In evaluating his inner journey, Nouwen recognized very early his own deep need for “regular contact with a friend who keeps [him] close to Jesus and continues to call [him] to faithfulness.” What Nouwen had in mind is akin to what the Celtic Christians termed anamchara, or “soul friend”—considered an indispensable companion on the spiritual journey. As Charles Ringma affirms, this special type of friendship is meant “to help us support one another in common commitments and in the common journey of life.” Henri Nouwen took such commitments to heart. He always was as concerned—if not more concerned—with other people’s spiritual journey as he was with his own. His initiatives to move into the lives of others were driven by a genuine desire to be a significant part of their journey with God. As L’Arche founder Jean Vanier has keenly observed, “Henri’s cry for friendship and his faithfulness to friendship were particularly evident as he walked with people on their spiritual journeys.” So devoted was Nouwen to those whom he considered to be his friends that his very words echo the depth and breadth of commitment he professed:
I have lived my whole life with the desire to help others in their journey, but I have always realized that I had little else to offer than my own, the journey I am making myself … I have always wanted to be a good shepherd for others, but I have always known, too, that good shepherds lay down their own lives—their pains and joys, their doubts and hopes, their fears and their love—for their friends.
It is evident enough that Nouwen here was not referring to the act of laying down one’s life in a literal fashion.
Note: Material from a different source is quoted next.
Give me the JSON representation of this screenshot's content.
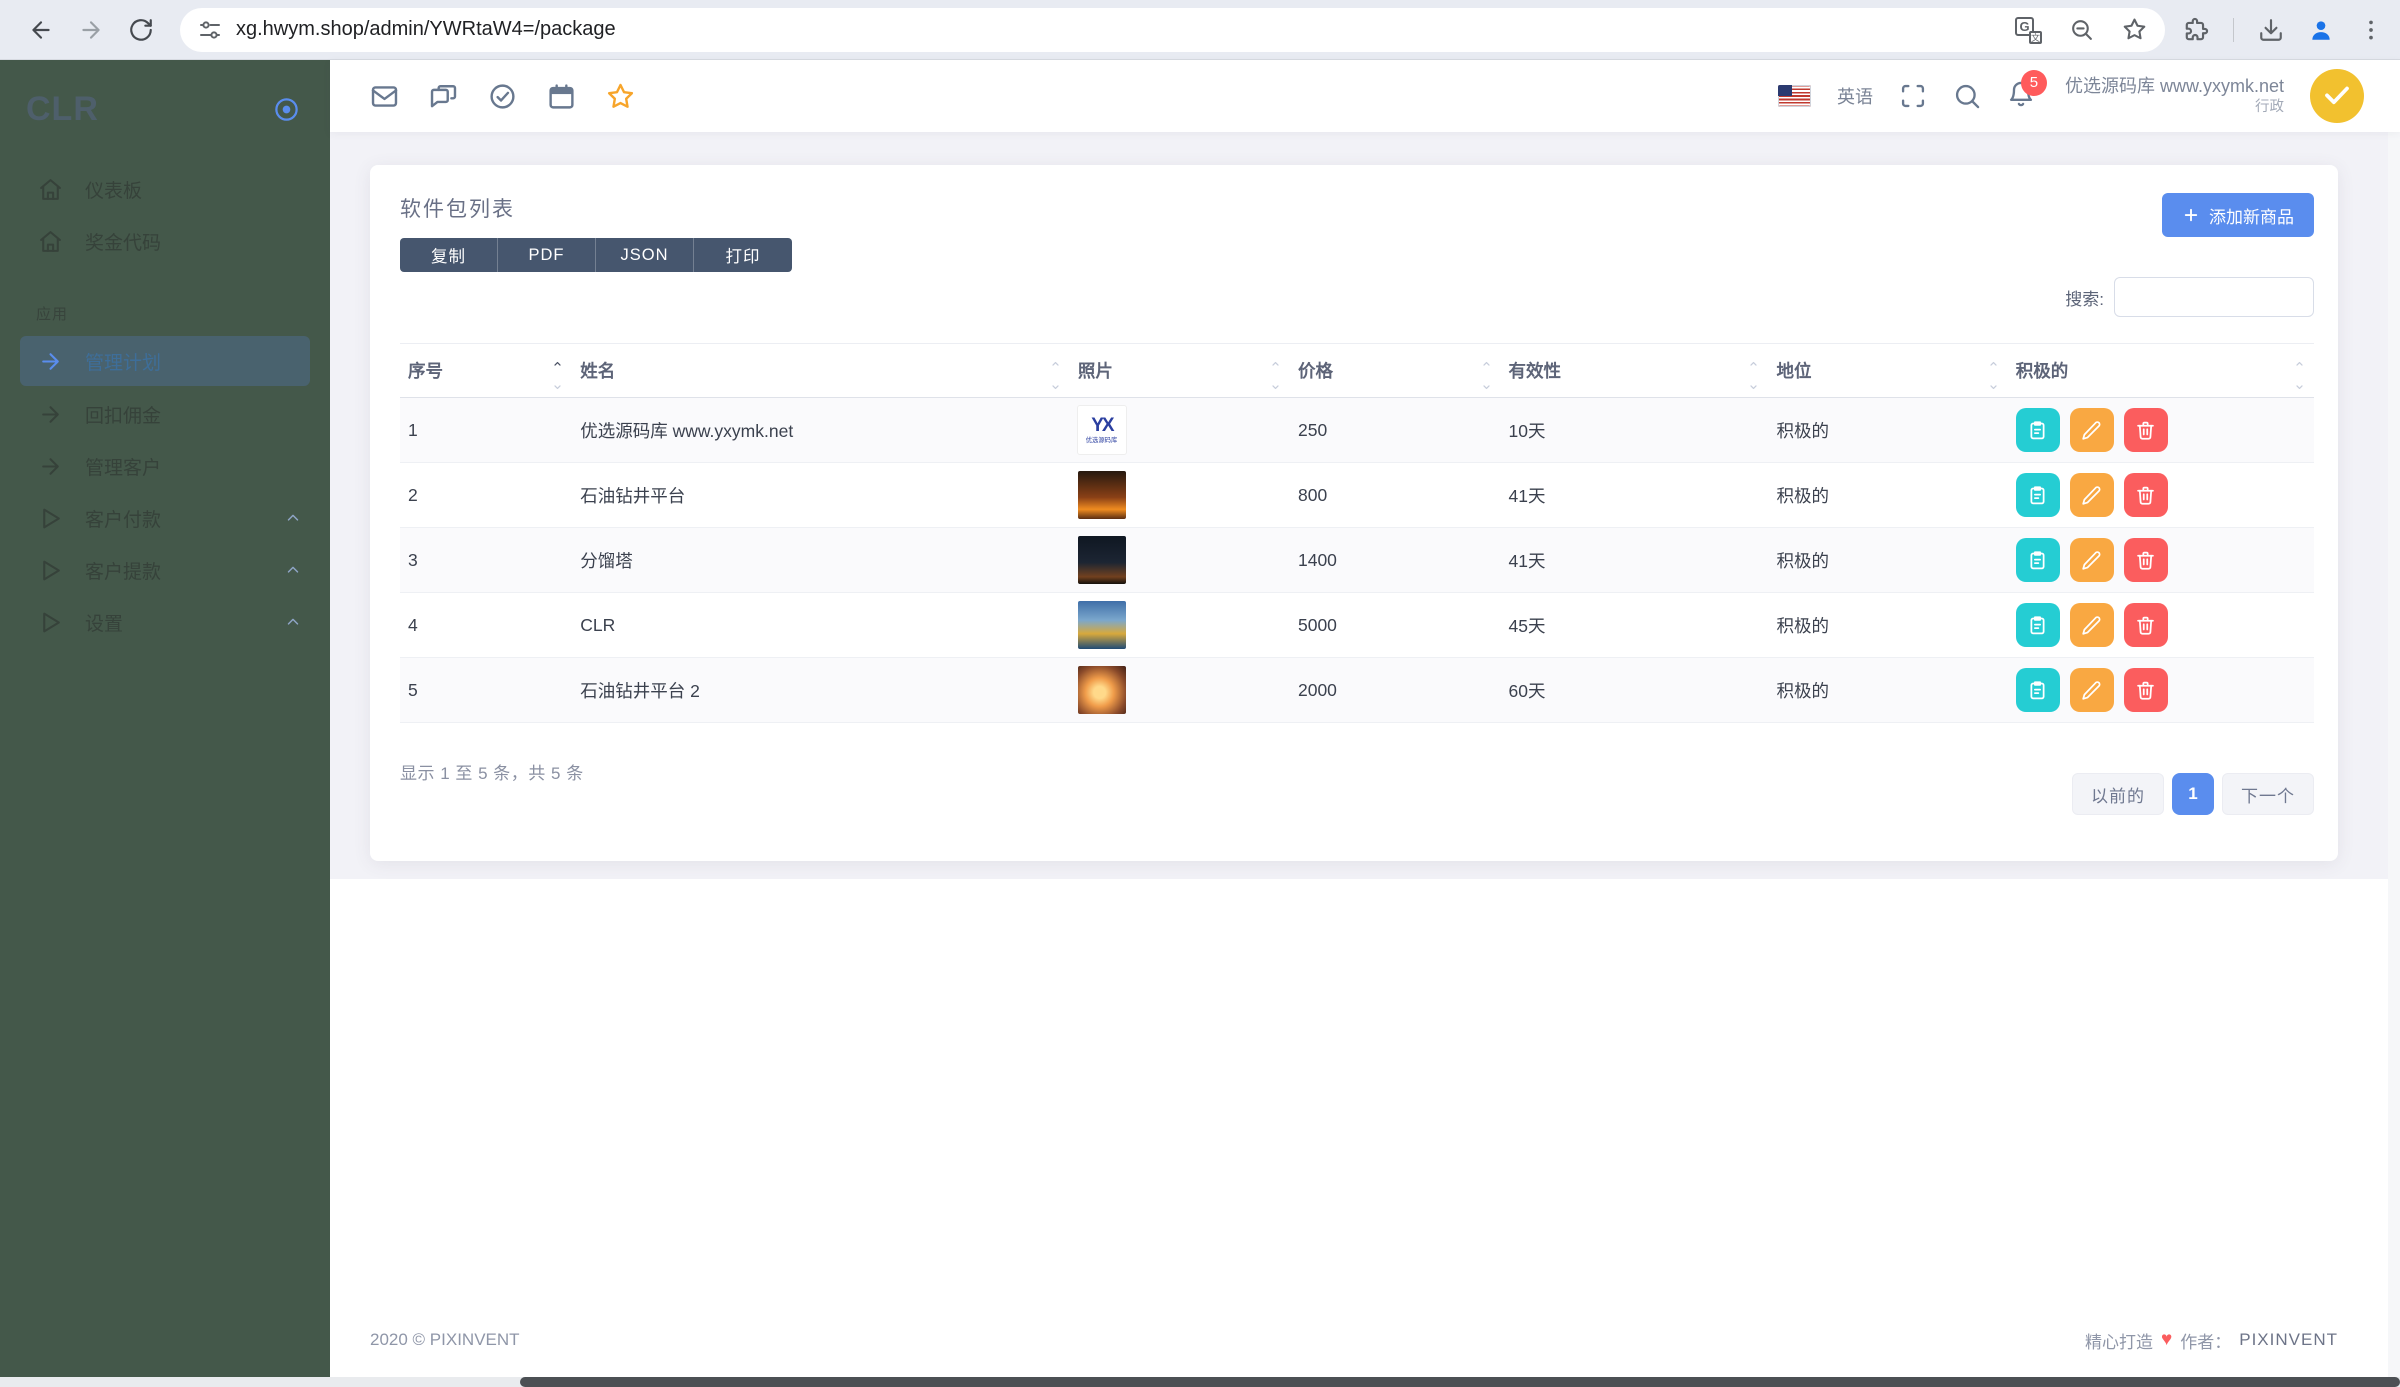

Rather, he meant offering the whole of himself. Nouwen did give of himself to his friends fully without holding anything back. In so doing, he paid a great price, including the experience of getting hurt in the process. He himself had to learn the hard way what he knew and proclaimed all along: “Friends cannot replace God . . . But in their limitations they can be signposts on our journey toward the unlimited and unconditional love of God.” From this perspective, spiritual friendship can rightly be viewed as a gift from above indeed. This was the same quality of gift Henri Nouwen richly extended to many, including his readers.